In this month’s WOW Currents, Yoo Kyung Sung and Junko Sakoi talked about their project, “Read, Write, Review for Us (RWRU)” and how it is helping to educate local Tucson children about the refugee experiences of kids just like them. This week we will focus on the positive developments that came from the students’ pen pal experience. We will also discuss what teachers can do through classroom instruction to cultivate awareness of the diversity of people and cultures in the community.

Continue reading

WOW Currents banner

Refugee Waves and New Voices

By Yoo Kyung Sung, University of New Mexico and Junko Sakoi, Tucson Unified School District
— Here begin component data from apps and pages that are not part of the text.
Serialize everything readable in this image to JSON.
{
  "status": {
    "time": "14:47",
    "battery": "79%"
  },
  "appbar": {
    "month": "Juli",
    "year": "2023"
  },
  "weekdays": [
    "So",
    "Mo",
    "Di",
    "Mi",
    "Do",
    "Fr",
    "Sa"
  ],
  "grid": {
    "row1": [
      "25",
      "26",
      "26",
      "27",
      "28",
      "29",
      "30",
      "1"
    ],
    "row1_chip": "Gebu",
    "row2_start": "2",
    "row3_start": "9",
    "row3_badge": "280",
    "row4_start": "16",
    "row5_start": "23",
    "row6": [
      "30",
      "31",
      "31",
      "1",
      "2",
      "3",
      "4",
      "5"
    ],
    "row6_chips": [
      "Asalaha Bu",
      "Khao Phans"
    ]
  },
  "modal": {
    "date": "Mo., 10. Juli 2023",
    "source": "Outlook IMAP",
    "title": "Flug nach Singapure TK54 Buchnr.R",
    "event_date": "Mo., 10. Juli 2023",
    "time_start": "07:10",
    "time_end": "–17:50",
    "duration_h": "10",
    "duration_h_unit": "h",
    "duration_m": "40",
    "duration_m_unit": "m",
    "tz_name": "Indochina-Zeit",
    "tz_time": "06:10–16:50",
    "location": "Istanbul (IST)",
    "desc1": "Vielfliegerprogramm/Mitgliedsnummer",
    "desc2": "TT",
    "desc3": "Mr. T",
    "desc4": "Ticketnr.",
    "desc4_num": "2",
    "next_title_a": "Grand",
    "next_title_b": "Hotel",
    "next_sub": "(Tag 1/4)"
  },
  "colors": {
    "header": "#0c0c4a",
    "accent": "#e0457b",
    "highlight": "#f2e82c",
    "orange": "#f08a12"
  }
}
In the last decade, Arizona consistently ranks among the top ten states with the number of refugee arrivals (Refugee Processing Center, 2018) with more than 15,400 refugees resettled in Arizona from 2012 through 2016. Accordingly, Tucson Unified School District (TUSD) received refugees since the late 1970s from the Southeast Asian countries, Russia, Iraq, Afghanistan, Cuba, Somalia and Sudan. Democratic Republic of the Congo and Burundi refugees have been the largest groups to arrive in Tucson in 2018 (Arizona Refugee Resettlement Program, 2018), in addition to fifty other countries with thirty-eight different languages. In the past five years, TUSD yearly enrollment has averaged around 900 refugee students across K-12 schools (Tucson Unified School District, 2018).

Refugee Waves and New Voices Continue reading
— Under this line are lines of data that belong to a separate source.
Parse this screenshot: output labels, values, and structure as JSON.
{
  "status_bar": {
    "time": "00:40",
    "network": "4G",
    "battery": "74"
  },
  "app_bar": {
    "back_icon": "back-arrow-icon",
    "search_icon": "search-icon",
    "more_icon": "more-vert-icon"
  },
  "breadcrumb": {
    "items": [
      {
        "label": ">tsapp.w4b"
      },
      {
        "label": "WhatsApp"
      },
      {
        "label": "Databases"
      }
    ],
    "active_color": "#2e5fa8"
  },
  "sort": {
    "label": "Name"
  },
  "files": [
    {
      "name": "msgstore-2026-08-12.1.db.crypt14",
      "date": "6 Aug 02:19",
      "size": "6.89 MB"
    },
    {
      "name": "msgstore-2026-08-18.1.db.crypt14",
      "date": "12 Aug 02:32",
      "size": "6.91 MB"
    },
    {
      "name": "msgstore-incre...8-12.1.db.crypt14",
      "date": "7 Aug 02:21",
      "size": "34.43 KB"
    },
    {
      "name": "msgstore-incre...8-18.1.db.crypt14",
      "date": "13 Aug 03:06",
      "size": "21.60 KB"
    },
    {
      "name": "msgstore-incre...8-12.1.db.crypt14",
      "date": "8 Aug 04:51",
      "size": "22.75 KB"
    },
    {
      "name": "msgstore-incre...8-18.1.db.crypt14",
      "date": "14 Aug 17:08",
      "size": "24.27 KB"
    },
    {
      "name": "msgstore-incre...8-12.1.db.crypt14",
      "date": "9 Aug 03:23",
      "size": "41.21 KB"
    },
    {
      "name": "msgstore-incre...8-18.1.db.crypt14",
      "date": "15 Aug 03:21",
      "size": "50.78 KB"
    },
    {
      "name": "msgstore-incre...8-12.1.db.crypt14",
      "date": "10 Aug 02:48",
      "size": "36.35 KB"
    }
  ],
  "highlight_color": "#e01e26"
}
WOW Currents banner

Expanding Reading Boundaries: Mixing Manga with Culturally Diverse Children’s Books

By Junko Sakoi, Tucson Unified School District and Yoo Kyung Sung, University of New Mexico
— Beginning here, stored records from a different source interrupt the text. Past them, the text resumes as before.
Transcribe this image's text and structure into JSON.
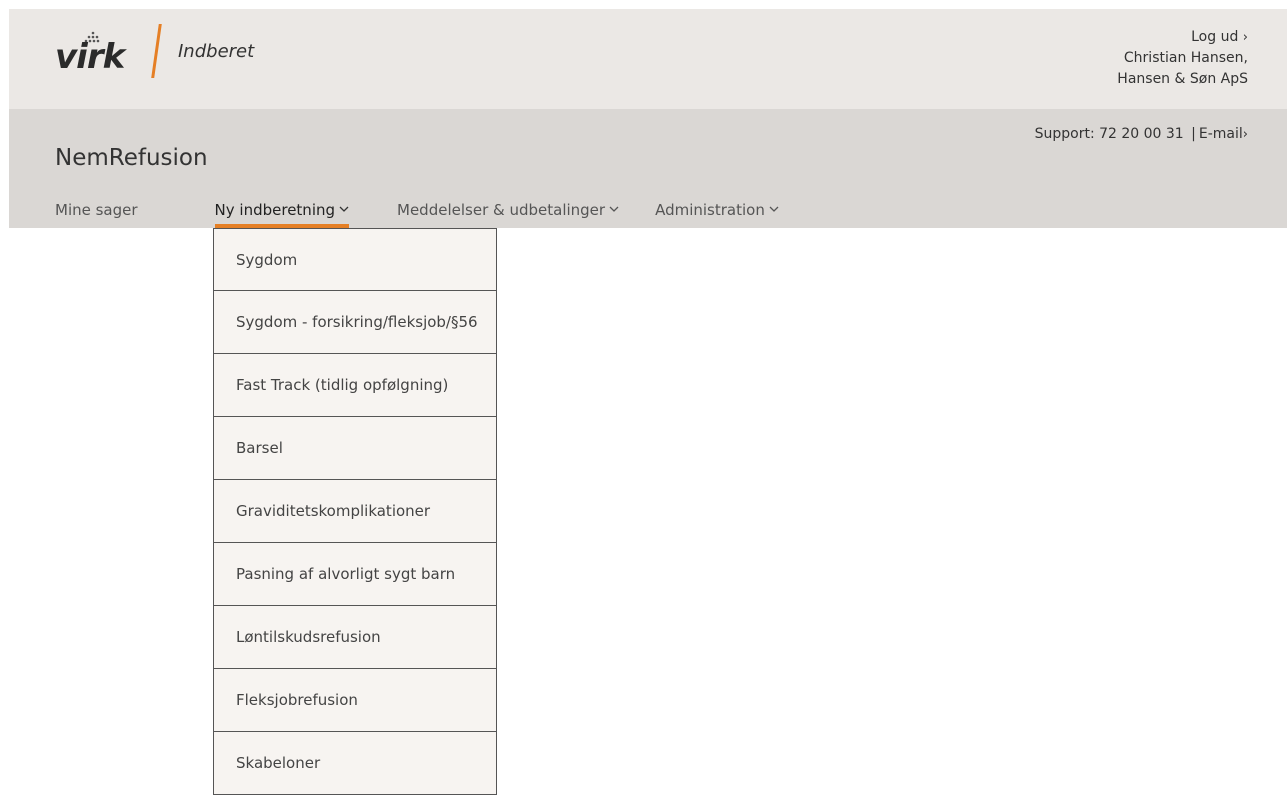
{
  "header": {
    "logo_text": "virk",
    "logo_sub": "Indberet",
    "logout": "Log ud",
    "user_name": "Christian Hansen,",
    "company": "Hansen & Søn ApS"
  },
  "band": {
    "support_label": "Support: 72 20 00 31",
    "support_sep": "|",
    "email_label": "E-mail",
    "app_title": "NemRefusion"
  },
  "nav": {
    "items": [
      {
        "label": "Mine sager"
      },
      {
        "label": "Ny indberetning"
      },
      {
        "label": "Meddelelser & udbetalinger"
      },
      {
        "label": "Administration"
      }
    ]
  },
  "dropdown": {
    "items": [
      {
        "label": "Sygdom"
      },
      {
        "label": "Sygdom - forsikring/fleksjob/§56"
      },
      {
        "label": "Fast Track (tidlig opfølgning)"
      },
      {
        "label": "Barsel"
      },
      {
        "label": "Graviditetskomplikationer"
      },
      {
        "label": "Pasning af alvorligt sygt barn"
      },
      {
        "label": "Løntilskudsrefusion"
      },
      {
        "label": "Fleksjobrefusion"
      },
      {
        "label": "Skabeloner"
      }
    ]
  },
  "colors": {
    "accent": "#e57f25",
    "topbar_bg": "#ebe8e5",
    "band_bg": "#dad7d4",
    "dropdown_bg": "#f7f4f1"
  }
}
Graphic novels are entertaining for teachers and students. Lately we see more teachers adopt graphic novels in their classrooms. Manga may not be the same. Manga have a wide range of volume numbers and often have long series. Many teachers may not be able to monitor the entire volume sets in their busy schedule. We wonder what will happen if manga are mixed with other children’s books, specifically culturally diverse books. I, Yoo Kyung, often observe that students don’t always grab multicultural books when they have other choices (even in Albuquerque, “the Land of Enchantment”.) Book covers with different ethnic groups are not always their passion. Mixing manga within a text set may interest students in multicultural books through common themes and topics, not by category of “diverse” books. Intertextuality pursued by themes and topics attract students to read.

Continue reading

WOW Currents banner

Sixth-Grade Fans’ Best Manga Choices

By Junko Sakoi, Tucson Unified School District and Yoo Kyung Sung, University of New Mexico

We continue with favorite popular manga authors and their work and introduce popular manga titles the sixth-graders selected. Interestingly, four out of five titles are boys’ manga, though the three manga fans are girls. The gender classification practice of manga isn’t necessarily ruling criteria. Perhaps manga producers need “target reader” categories more than young readers. For example, contemporary realistic fiction with a high school setting seems to interest sixth-graders. Japanese high school may differ from sixth-grade classrooms, or the authors might make school exotic yet universally empathetic to sixth-graders. Readers identify with the characters’ concerns and issues, relationships with families and siblings, music and sports, school lives and peer cultures.

popular manga 1 Continue reading

WOW Currents banner

In My Opinion: Sixth-Graders Share Manga Experiences

By Junko Sakoi, Tucson Unified School District and Yoo Kyung Sung, University of New Mexico

This week, we share three sixth-graders’ thoughts on manga and their manga experiences. Many teenagers love reading and illustrating manga, yet there has not been a clear discussion about young readers’ criteria that asks how they recognize excellence in Japanese manga. Since manga is popular among young readers, we wonder how they choose a quality manga that is aesthetically attractive to them. We interpret manga as a product of childhood cultures, so we explore our three manga fans’ thoughts on the quality of manga and compare it to similar sequential art texts like graphic novels.

Manga History Boys Continue reading